as here, "the existence of a binding agreement is
disputed, the proponent of the settlement must establish its
existence in writing." (Citation omitted.)
Pourreza, 273 Ga.App. at 882. We have often
explained that "[t]he writing which will satisfy this
requirement ideally consists of a formal written agreement
signed by the parties. However, letters or documents prepared
by attorneys which memorialize the terms of the agreement
will suffice." (Citation omitted.) Id.
Chavis contends that, notwithstanding Francis' denial
that she agreed to settle the case, the documents prepared by
Madison in response to the conversation and Madison's
affidavit establish as a matter of law that a binding
settlement agreement was reached. But because the trial court
did not conduct an evidentiary hearing, Chavis' burden to
show that a settlement was reached is similar to that on
summary judgment: viewing the evidence in the light most
favorable to Francis as the nonmoving party, was there a
genuine issue of material fact on any element of Chavis'
case? Clearly, there was here when each party submitted
opposing affidavits about whether there was a settlement
reached at all during the oral, unrecorded
although Madison's July 29, 2016 letter purported to
memorialize the parties' oral agreement to settle,
viewing the evidence in the light most favorable to Francis
as the nonmoving party, particularly given Francis'
affidavit that directly contradicted Madison's assertion
that they had reached an agreement at all, a genuine issue of
material fact exists as to whether the letter memorialized
the parties' agreement to settle or was an offer by
Madison to settle for the terms set out in the letter and
release. Accordingly, the trial court erred in
granting Chavis' motion to enforce the parties'
settlement agreement.
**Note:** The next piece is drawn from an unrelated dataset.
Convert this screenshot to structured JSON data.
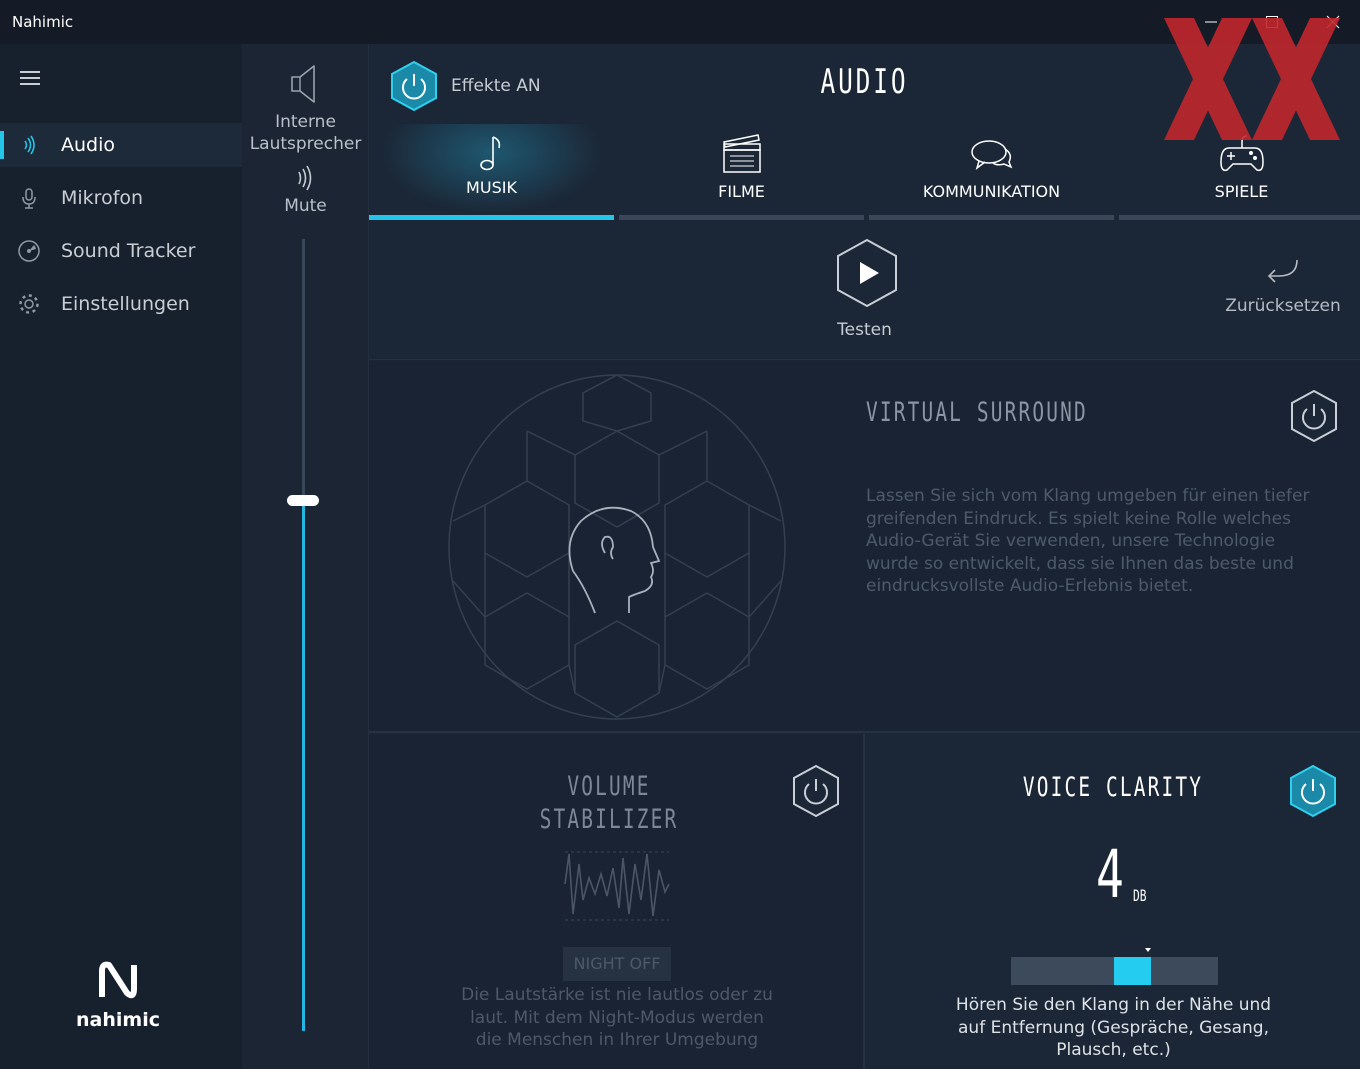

See City of Albany v. Freeney,
313 Ga.App. 24, 28 (1) (720 S.E.2d 349) (2011).
reversed and case remanded.
Barnes, P J, and Reese, J, concur.
 We note that, had the trial court
heard testimony and acted as the finder of fact regarding
Chavis' motion to enforce settlement agreement, we would
instead review the order under a clearly erroneous standard.
See Brooks, 314 Ga.App. at 881; Griffin v.